This colonial division of the continent was decided at the Berlin Conference of 1885-6, where powers of the day — France, England, Portugal, Germany, Spain, Italy and Belgium — shared out the spoils of the ‘dark continent’.
These borders were drawn without attention or sympathy to the people already living on the continent — most of the European diplomats negotiating new territorial borders had little or no knowledge of the terrain or populations they were apportioning.
In 1890, the British Prime Minister noted that: “We have been giving away mountains and rivers and lakes to each other, only hindered by the small impediment that we never knew exactly where the mountains and rivers and lakes were.”
By the time the First World War broke out, the continent was criss-crossed by novel political borders that had no consideration of the people on the ground.
Most African colonies gained independence as new nations during the 1950s and 1960s and, in many cases, inherited the borders that had been haphazardly drawn decades before.
That left many ethnic groups divided across borders, sparking strife and civil wars, while leaving the continent with dozens of separatist movements to date.

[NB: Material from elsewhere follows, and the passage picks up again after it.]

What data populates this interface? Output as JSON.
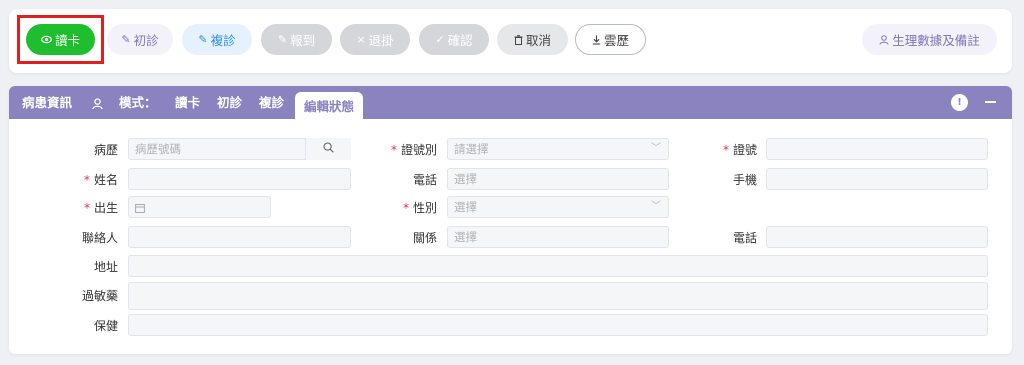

And today at the AU, decisions within the organisation are influenced by the dynamics of this colonial legacy; mainly between Anglophone, Francophone and Lusophone states.
France may have withdrawn the physical colonial administration, but it continues to be omnipresent in Francophone Africa and to plunder Africa’s resources.

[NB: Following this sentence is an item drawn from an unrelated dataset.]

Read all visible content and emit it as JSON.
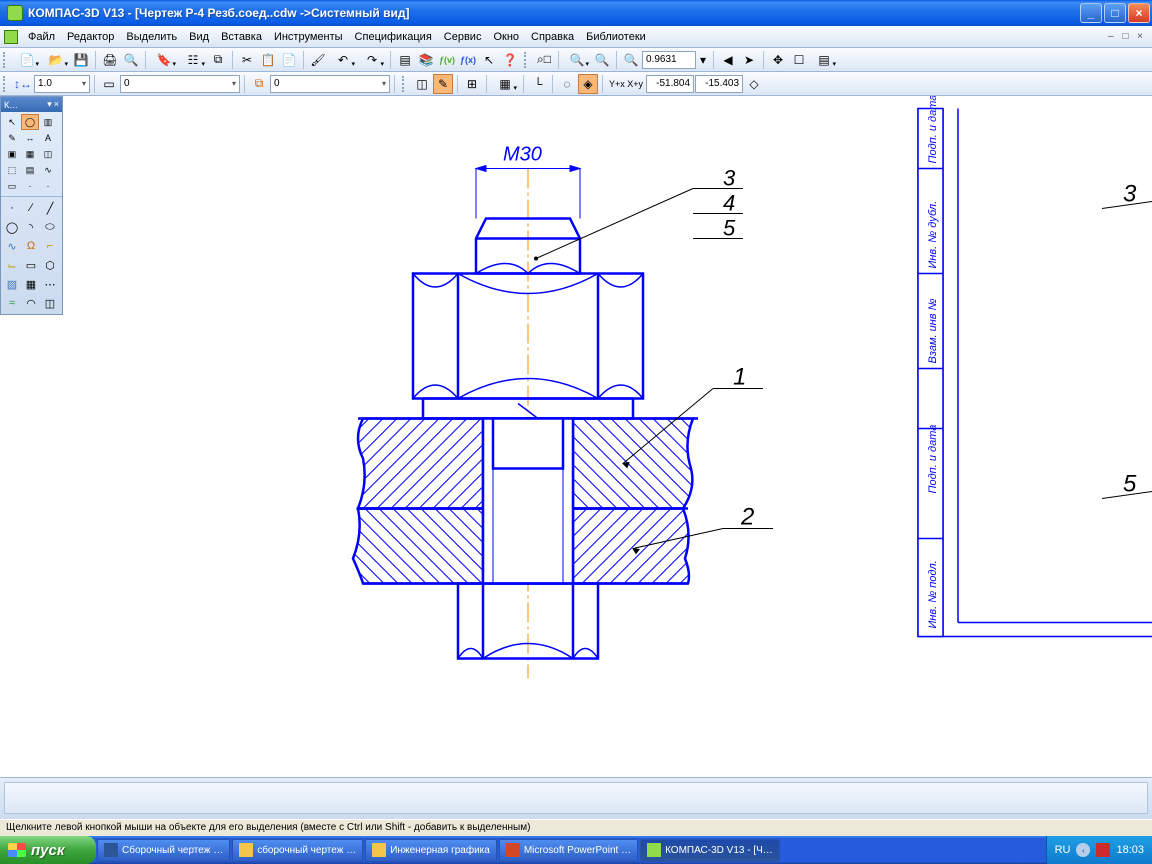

When Sekou Toure of Guinea decided in 1958 to leave the French colonial empire and opted for the country’s independence, the French colonial elite in Paris were furious.
In response, they destroyed everything in Guinea which represented what they called the benefits of colonialism.
Schools, nurseries and public administration buildings were razed to the ground.
Cars, books, medicine, research institutes, instruments and tractors were destroyed.
Horses and livestock on farms were killed and food in warehouses burnt or poisoned.
They were sending a clear message to all other colonies that the consequences for spurning France were dire.
Following events in Guinea, no other African country found the courage to follow the example of Sekou Toure.
And to ensure it retained all colonial prerogatives, just before France conceded to African demands for independence, it forced all its 14 former colonies to sign a colonial pact.
The colonial pact demanded all French colonies in Africa pay tax for slavery and colonisation.
It is the colonial pact that obliged the African states to put 65 percent of their foreign currency reserves into the French Treasury, based on the convertibility, at a rigid exchange rate of the CFA, a currency France had created for them.
The 14 African states deposit another 20 percent for financial liabilities, making the dizzying total of 85 percent.
The Francophone countries, therefore, have only access to 15 percent of their own money for national development in any given year.
If they are in need of extra money, as they always are, they have to borrow from their own 65 percent in the French Treasury at commercial rates.
Shocking isn’t it!
That is not all!
There is a cap on the credit extended to each member-country equivalent to 20 percent of their public revenue in the preceding year.
Even worse, when the French franc loses its value, they devalue the CFA to adjust for the trade deficit at the expense of African countries.
Thus, since 1961, Benin, Burkina Faso, Guinea Bissau, Ivory Coast, Mali, Niger, Senegal, Togo, Cameroon, Central African Republic, Chad, Congo-Brazzaville, Equatorial Guinea and Gabon have been putting in US$500 billion every year into the French Treasury.
These are the threats that Agenda 2063 faces in the next 43 years.
So, until Africa speaks with one voice and do away with colonial ties, the next four decades will find us in the same predicament.
It’s time for Africa to wake up!